My latest for Learn Liberty looks at proposals for starting an equalization program to redistribute from rich to poor states in the U.S. and finds them wanting. Due to the audience for that blog, I kept that post nontechnical and brief. I'll reproduce part of it here and then elaborate on some of the complexities … Continue reading Federalism Isn’t Unfair
In my latest blog post for Learn Liberty, I take on arguments against decentralizing health care policy to the states on the grounds of fiscal capacity: So if federal ACA spending were cut or even zeroed out, why couldn’t states that like the legislation simply reinstate the same taxes and spending that the federal government … Continue reading The Health Care Shell Game: Why Not Leave Policy to the States?

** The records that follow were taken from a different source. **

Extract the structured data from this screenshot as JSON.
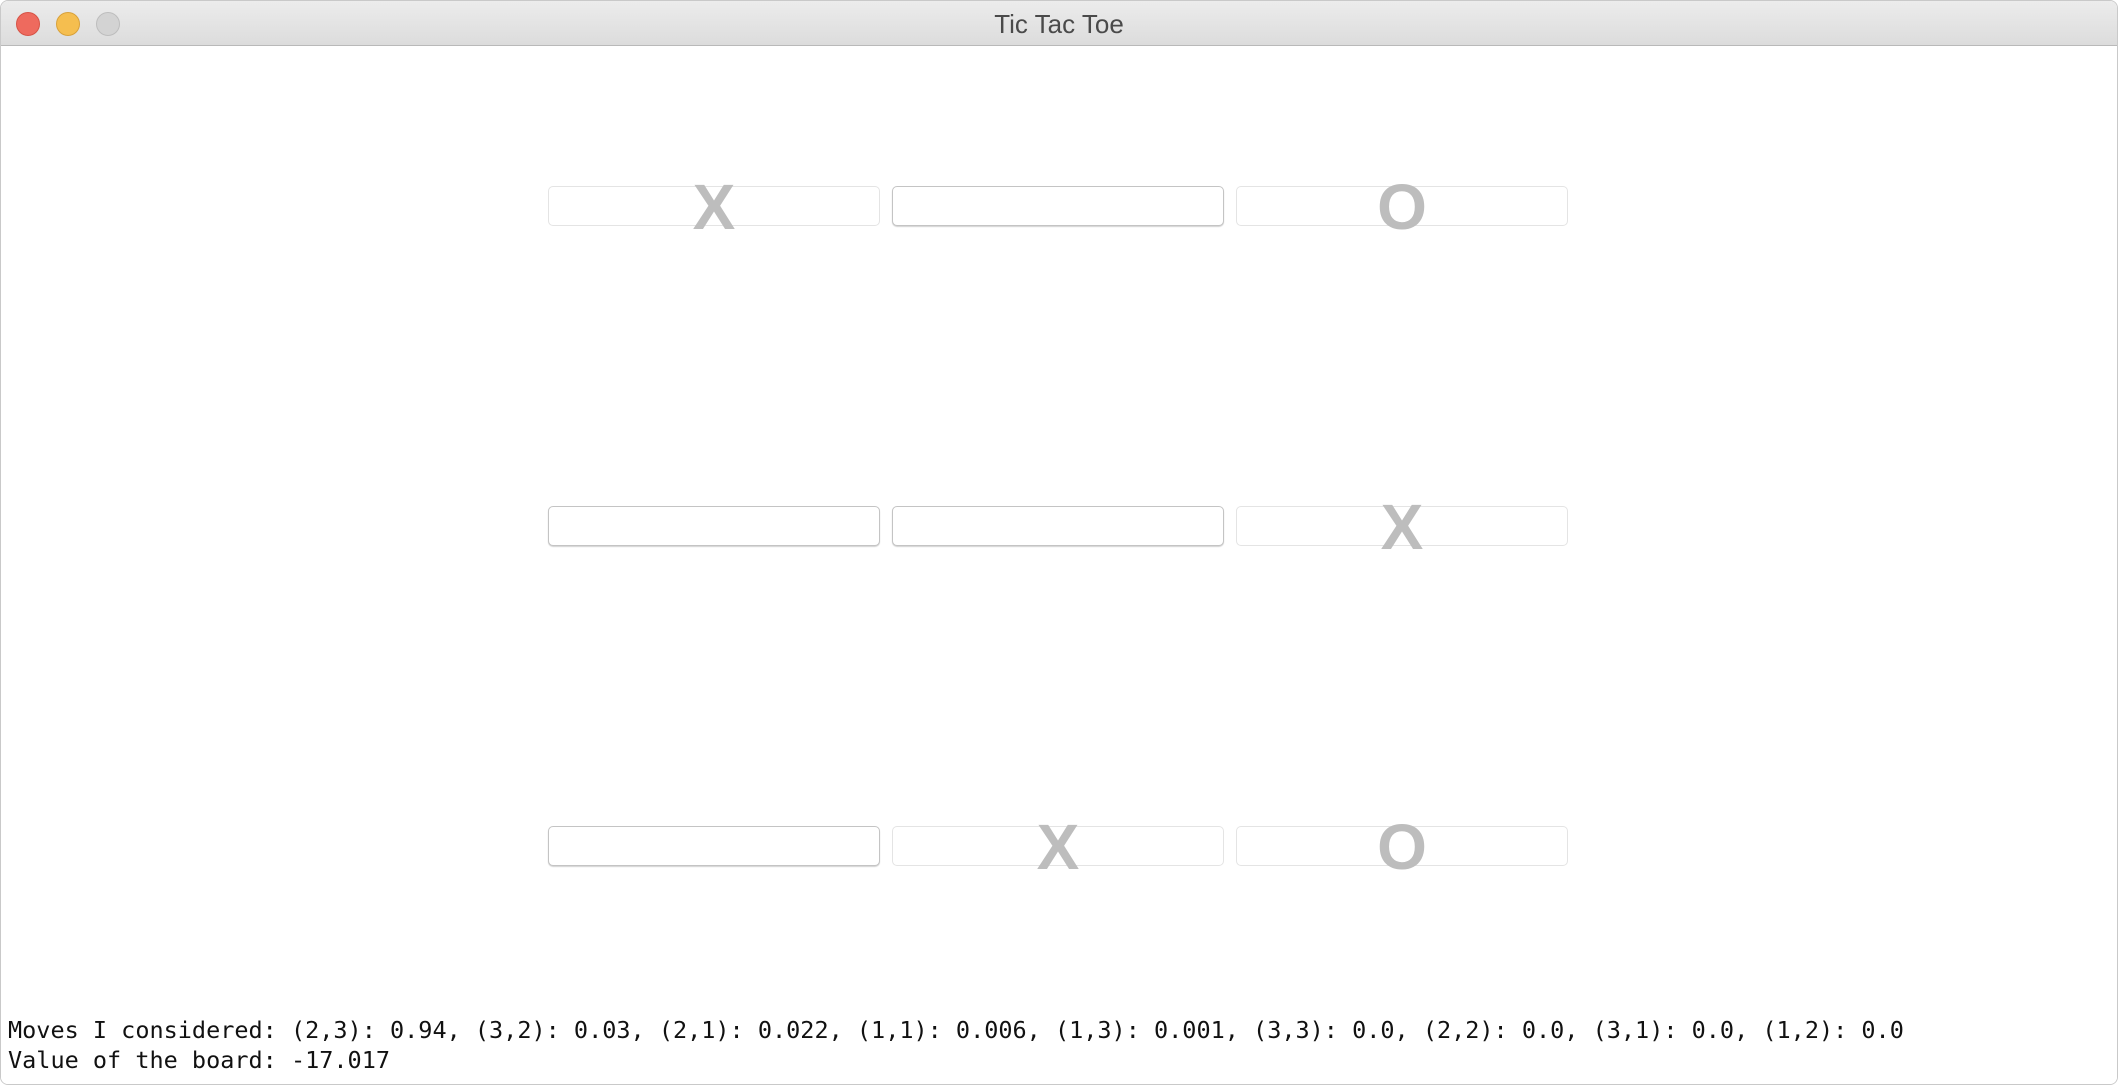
{
  "window": {
    "title": "Tic Tac Toe"
  },
  "board": {
    "rows": [
      [
        "X",
        "",
        "O"
      ],
      [
        "",
        "",
        "X"
      ],
      [
        "",
        "X",
        "O"
      ]
    ]
  },
  "status": {
    "moves_line": "Moves I considered: (2,3): 0.94, (3,2): 0.03, (2,1): 0.022, (1,1): 0.006, (1,3): 0.001, (3,3): 0.0, (2,2): 0.0, (3,1): 0.0, (1,2): 0.0",
    "value_line": "Value of the board: -17.017"
  }
}
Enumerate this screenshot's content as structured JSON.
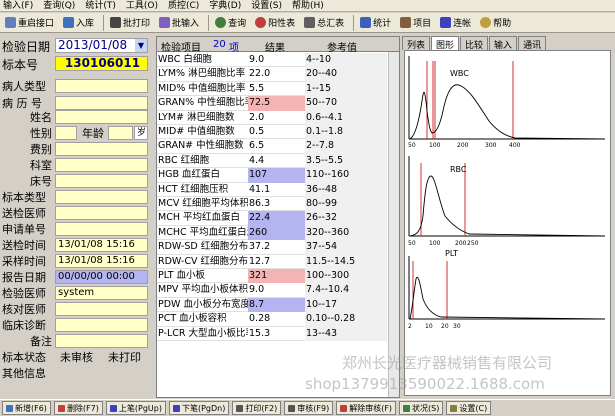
{
  "menu": [
    "输入(F)",
    "查询(Q)",
    "统计(T)",
    "工具(O)",
    "质控(C)",
    "字典(D)",
    "设置(S)",
    "帮助(H)"
  ],
  "toolbar": [
    {
      "label": "重启接口",
      "color": "#5f7fbf"
    },
    {
      "label": "入库",
      "color": "#3f6fbf"
    },
    {
      "label": "批打印",
      "color": "#444"
    },
    {
      "label": "批输入",
      "color": "#7f5fbf"
    },
    {
      "label": "查询",
      "color": "#3f7f3f"
    },
    {
      "label": "阳性表",
      "color": "#bf3f3f"
    },
    {
      "label": "总汇表",
      "color": "#5f5f5f"
    },
    {
      "label": "统计",
      "color": "#3f5fbf"
    },
    {
      "label": "项目",
      "color": "#7f5f3f"
    },
    {
      "label": "连帐",
      "color": "#3f3fbf"
    },
    {
      "label": "帮助",
      "color": "#bf9f3f"
    }
  ],
  "form": {
    "date_label": "检验日期",
    "date_value": "2013/01/08",
    "specimen_label": "标本号",
    "specimen_value": "130106011",
    "patient_type": "病人类型",
    "case_no": "病 历 号",
    "name": "姓名",
    "sex": "性别",
    "age": "年龄",
    "age_unit": "岁",
    "fee": "费别",
    "dept": "科室",
    "bed": "床号",
    "specimen_type": "标本类型",
    "send_doctor": "送检医师",
    "apply_no": "申请单号",
    "send_time": "送检时间",
    "send_time_val": "13/01/08 15:16",
    "collect_time": "采样时间",
    "collect_time_val": "13/01/08 15:16",
    "report_date": "报告日期",
    "report_date_val": "00/00/00 00:00",
    "check_doctor": "检验医师",
    "check_doctor_val": "system",
    "verify_doctor": "核对医师",
    "diagnosis": "临床诊断",
    "remark": "备注",
    "status_label": "标本状态",
    "status1": "未审核",
    "status2": "未打印",
    "other": "其他信息"
  },
  "table": {
    "col_item": "检验项目",
    "count": "20",
    "col_item2": "项",
    "col_result": "结果",
    "col_ref": "参考值",
    "rows": [
      {
        "name": "WBC 白细胞",
        "result": "9.0",
        "ref": "4--10",
        "hl": ""
      },
      {
        "name": "LYM% 淋巴细胞比率",
        "result": "22.0",
        "ref": "20--40",
        "hl": ""
      },
      {
        "name": "MID% 中值细胞比率",
        "result": "5.5",
        "ref": "1--15",
        "hl": ""
      },
      {
        "name": "GRAN% 中性细胞比率",
        "result": "72.5",
        "ref": "50--70",
        "hl": "#f4b4b4"
      },
      {
        "name": "LYM# 淋巴细胞数",
        "result": "2.0",
        "ref": "0.6--4.1",
        "hl": ""
      },
      {
        "name": "MID# 中值细胞数",
        "result": "0.5",
        "ref": "0.1--1.8",
        "hl": ""
      },
      {
        "name": "GRAN# 中性细胞数",
        "result": "6.5",
        "ref": "2--7.8",
        "hl": ""
      },
      {
        "name": "RBC 红细胞",
        "result": "4.4",
        "ref": "3.5--5.5",
        "hl": ""
      },
      {
        "name": "HGB 血红蛋白",
        "result": "107",
        "ref": "110--160",
        "hl": "#b4b4f0"
      },
      {
        "name": "HCT 红细胞压积",
        "result": "41.1",
        "ref": "36--48",
        "hl": ""
      },
      {
        "name": "MCV 红细胞平均体积",
        "result": "86.3",
        "ref": "80--99",
        "hl": ""
      },
      {
        "name": "MCH 平均红血蛋白",
        "result": "22.4",
        "ref": "26--32",
        "hl": "#b4b4f0"
      },
      {
        "name": "MCHC 平均血红蛋白浓度",
        "result": "260",
        "ref": "320--360",
        "hl": "#b4b4f0"
      },
      {
        "name": "RDW-SD 红细胞分布宽度",
        "result": "37.2",
        "ref": "37--54",
        "hl": ""
      },
      {
        "name": "RDW-CV 红细胞分布宽度",
        "result": "12.7",
        "ref": "11.5--14.5",
        "hl": ""
      },
      {
        "name": "PLT 血小板",
        "result": "321",
        "ref": "100--300",
        "hl": "#f4b4b4"
      },
      {
        "name": "MPV 平均血小板体积",
        "result": "9.0",
        "ref": "7.4--10.4",
        "hl": ""
      },
      {
        "name": "PDW 血小板分布宽度",
        "result": "8.7",
        "ref": "10--17",
        "hl": "#b4b4f0"
      },
      {
        "name": "PCT 血小板容积",
        "result": "0.28",
        "ref": "0.10--0.28",
        "hl": ""
      },
      {
        "name": "P-LCR 大型血小板比率",
        "result": "15.3",
        "ref": "13--43",
        "hl": ""
      }
    ]
  },
  "tabs": [
    "列表",
    "图形",
    "比较",
    "输入",
    "通讯"
  ],
  "graphs": {
    "wbc": {
      "label": "WBC",
      "ticks": [
        "50",
        "100",
        "200",
        "300",
        "400"
      ]
    },
    "rbc": {
      "label": "RBC",
      "ticks": [
        "50",
        "100",
        "200",
        "250"
      ]
    },
    "plt": {
      "label": "PLT",
      "ticks": [
        "2",
        "10",
        "20",
        "30"
      ]
    }
  },
  "bottom_buttons": [
    {
      "label": "新增(F6)",
      "color": "#3f6fbf"
    },
    {
      "label": "删除(F7)",
      "color": "#bf3f3f"
    },
    {
      "label": "上笔(PgUp)",
      "color": "#3f3fbf"
    },
    {
      "label": "下笔(PgDn)",
      "color": "#3f3fbf"
    },
    {
      "label": "打印(F2)",
      "color": "#555"
    },
    {
      "label": "审核(F9)",
      "color": "#555"
    },
    {
      "label": "解除审核(F)",
      "color": "#bf3f3f"
    },
    {
      "label": "状况(S)",
      "color": "#3f7f3f"
    },
    {
      "label": "设置(C)",
      "color": "#7f7f3f"
    }
  ],
  "watermark1": "郑州长光医疗器械销售有限公司",
  "watermark2": "shop1379913590022.1688.com"
}
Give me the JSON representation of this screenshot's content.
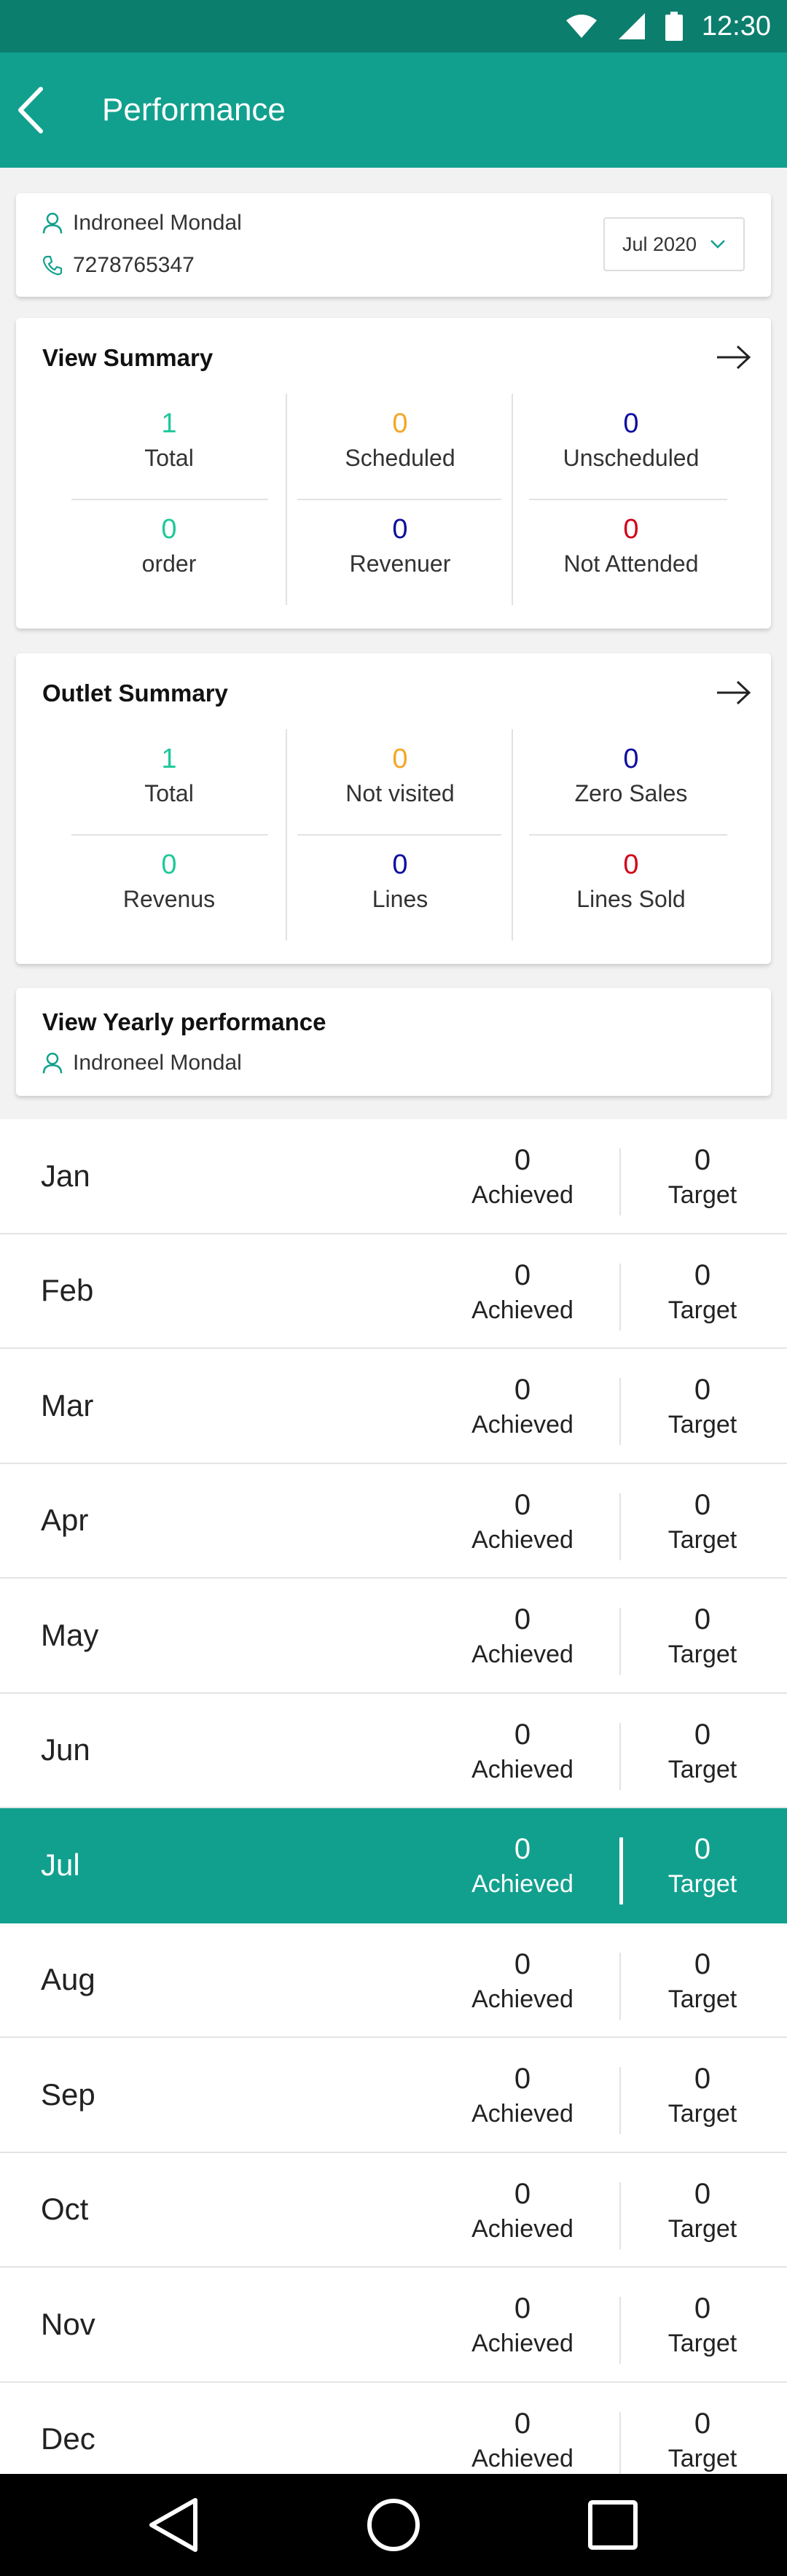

On September 27, Catalonia, an "autonomous community" of Spain, votes in a regional election that will likely determine whether the region declares independence from Spain. The Economist and other global news outlets have generally not taken the movement very seriously, which is a grave mistake. According to a series of new polls, the independentists are … Continue reading Why Catalan Independence Might Be Good for the World
In the U.S., states have full authority over local government. Some states strictly centralize power and leave local government little to do. For instance, Hawaii has a single school district for the entire state, so that different localities cannot choose to spend different amounts on the government schools. Michigan effectively has a similar system, because … Continue reading How Decentralized Is Your State?
This paper of mine is now available online in Constitutional Political Economy. It empirically investigates competing theories of how fiscal federalism constrains government. The main conclusion is that different federal systems conform roughly to different theoretical models, with the U.S. - a bit surprisingly - coming closest to "market-preserving federalism." Some of the early findings … Continue reading “Fiscal Federalism, Jurisdictional Competition, and the Size of Government”
Having finally turned the corner on a brutal, 11-day (and counting) cold, I feel up to getting back to my blogging routine. First up: a followup to last month's post, "Why So Little Decentralization?" To review, that post posed a puzzle (a problem for political scientists to ponder, you might say). The puzzle is this: … Continue reading Why So Little Decentralization? Part Two: Secession Prevention
Some of these developing countries are both huge and ethnically and regionally diverse, India and Indonesia most notably. One might think that these governments would have even more reason to decentralize than would the governments of comparatively homogeneous Western democracies. Therefore, the relative lack of decentralization in developing countries remains a puzzle.